injury or trauma. This condition is most common in children ages 10 to 15 and is frequently seen in active soccer, football, or baseball players. Sport shoes with cleats are also known to aggravate
the condition. The disease mimics Achilles tendonitis, an inflammation of the tendon attached to the back of the heel. A tight Achilles tendon contributes to Sever's Disease by pulling excessively on
the growth plate of the heel bone (calcaneus). Treatment includes cutting back on sports activities, calf muscle stretching exercises, heel cushions in the shoes, icing, and/or anti-inflammatory
medications. Note: Please consult your physician before taking any medications.
Sever?s disease only occurs during a certain period of pre-adolescence, when the heel bone is going through a rapid growth spurt. In girls, this typically occurs around 8 to 10 years of age, and in

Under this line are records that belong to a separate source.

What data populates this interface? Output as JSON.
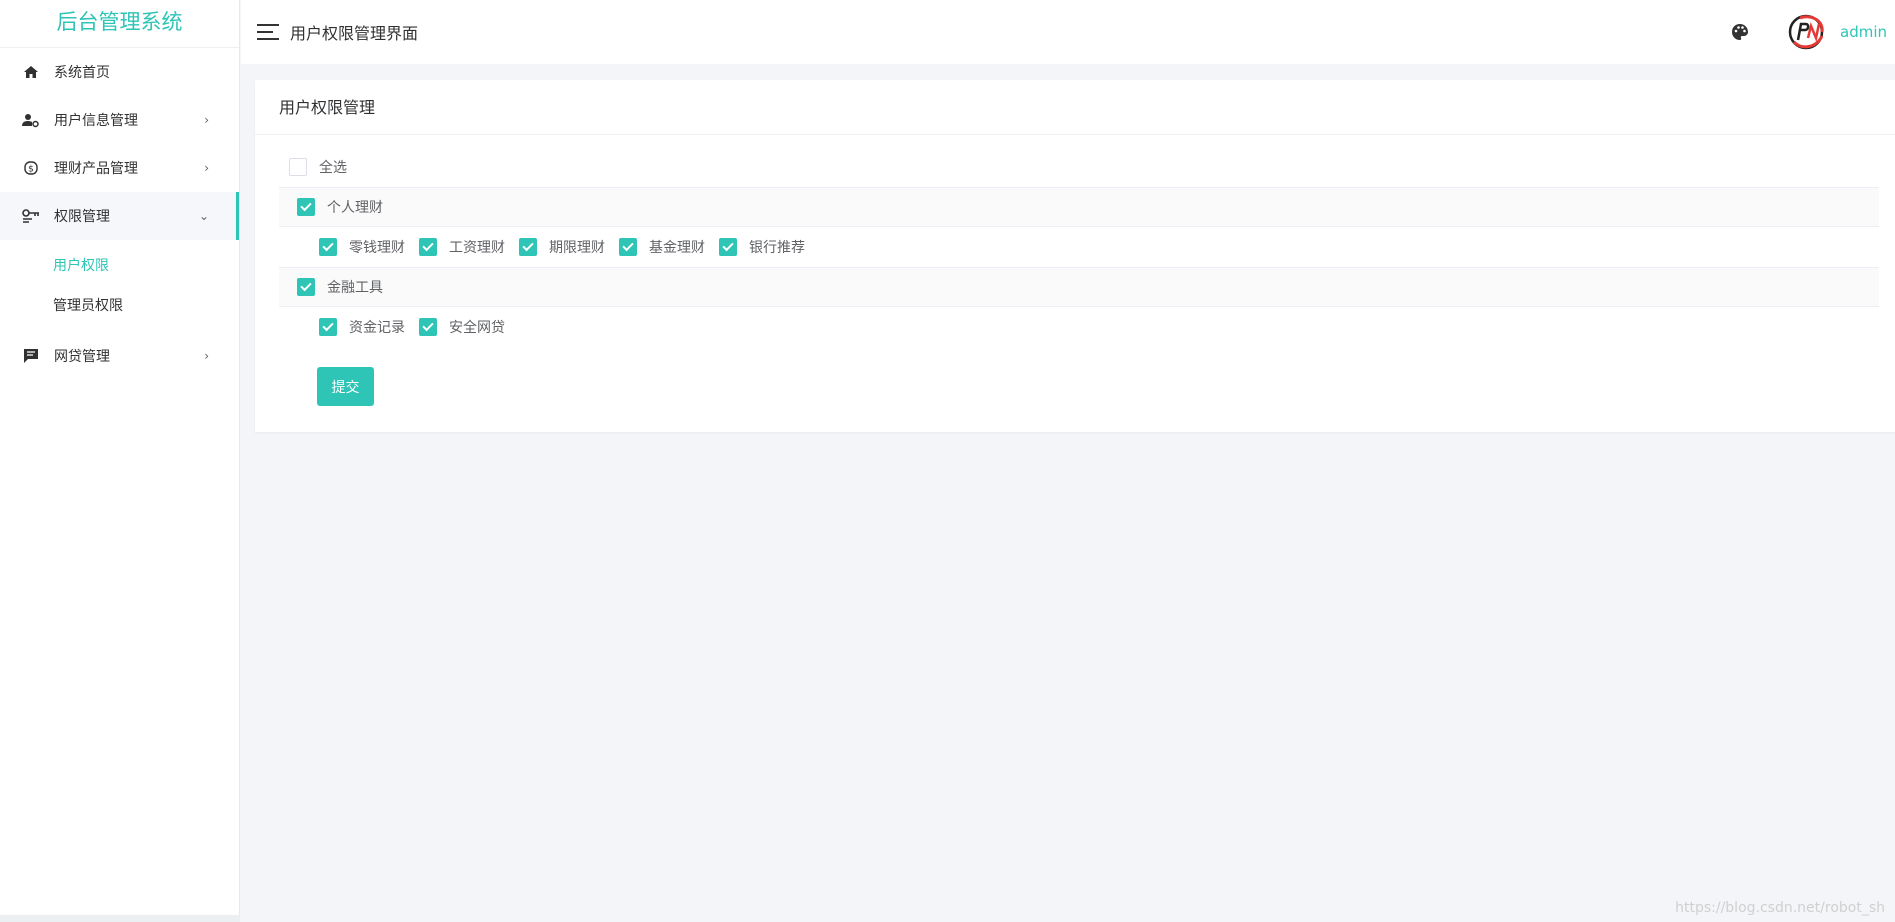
{
  "app": {
    "brand": "后台管理系统",
    "header_title": "用户权限管理界面",
    "username": "admin"
  },
  "sidebar": {
    "items": [
      {
        "label": "系统首页",
        "icon": "home-icon",
        "arrow": ""
      },
      {
        "label": "用户信息管理",
        "icon": "user-settings-icon",
        "arrow": "›"
      },
      {
        "label": "理财产品管理",
        "icon": "finance-icon",
        "arrow": "›"
      },
      {
        "label": "权限管理",
        "icon": "key-icon",
        "arrow": "⌄"
      },
      {
        "label": "网贷管理",
        "icon": "message-icon",
        "arrow": "›"
      }
    ],
    "submenu": [
      {
        "label": "用户权限"
      },
      {
        "label": "管理员权限"
      }
    ]
  },
  "card": {
    "title": "用户权限管理",
    "select_all": "全选",
    "groups": [
      {
        "label": "个人理财",
        "children": [
          "零钱理财",
          "工资理财",
          "期限理财",
          "基金理财",
          "银行推荐"
        ]
      },
      {
        "label": "金融工具",
        "children": [
          "资金记录",
          "安全网贷"
        ]
      }
    ],
    "submit": "提交"
  },
  "watermark": "https://blog.csdn.net/robot_sh",
  "colors": {
    "accent": "#2ec4b6"
  }
}
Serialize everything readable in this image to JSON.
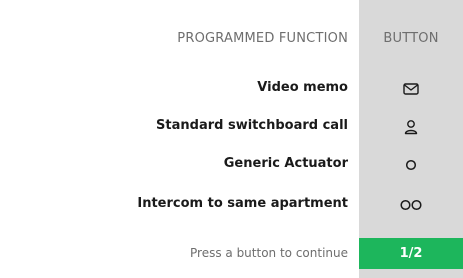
{
  "header": {
    "function_label": "PROGRAMMED FUNCTION",
    "button_label": "BUTTON"
  },
  "rows": [
    {
      "label": "Video memo",
      "icon": "envelope-icon"
    },
    {
      "label": "Standard switchboard call",
      "icon": "concierge-icon"
    },
    {
      "label": "Generic Actuator",
      "icon": "single-circle-icon"
    },
    {
      "label": "Intercom to same apartment",
      "icon": "double-circle-icon"
    }
  ],
  "footer": {
    "instruction": "Press a button to continue",
    "page_indicator": "1/2"
  },
  "colors": {
    "button_column_bg": "#d9d9d9",
    "accent_green": "#1db65c",
    "muted_text": "#6e6e6e",
    "primary_text": "#1a1a1a"
  }
}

boys, between ages 10 and 13. Sever?s disease is more common in active, athletic children. The condition is difficult to prevent completely, but changing the type and amount of physical activity when
your child is experiencing pain will help.
The condition can be quite disabling and tends to affect those who are very busy with sporting activities. In the initial stages of the condition, most children displaying signs of Severs disease
will tend to hobble or limp off the sports field or court and complain of sore heels near the end of activity. As the condition progresses, children may complain of pain during activity and in severe
cases prior to sporting activities. Kids heel pain can be quite discouraging for active children but, early treatment can resolve this type of foot pain in children very quickly.
Sever condition is diagnosed by detecting the characteristic symptoms and signs above in the older children, particularly boys between 8 and 15 years of age. Sometimes X-ray testing can be helpful as
it can occasionally demonstrate irregularity of the calcaneus bone at the point where the Achilles tendon attaches.
Non Surgical Treatment
The good news is that the condition doesn?t cause any long-term foot problems. Symptoms typically go away after a few months. The best treatment is simply rest. Your child will need to stop or cut
down on sports until the pain gets better. When she's well enough to return to her sport, have her build up her playing time gradually. Your doctor may also recommend ice packs or nonsteroidal
anti-inflammatory drugs (NSAIDs), such as ibuprofen or naproxen, to relieve the pain. Supportive shoes and inserts that reduce stress on the heel bone. These can help if your child has another foot
problem that aggravates Sever?s disease, such as flat feet or high arches. Stretching and strengthening exercises, perhaps with the help of a physical therapist. In severe cases, your child may need
a cast so her heel is forced to rest.
With proper care, your child should feel better within 2 weeks to 2 months. Your child can start playing sports again only when the heel pain is gone. Your doctor will let you know when physical
activity is safe.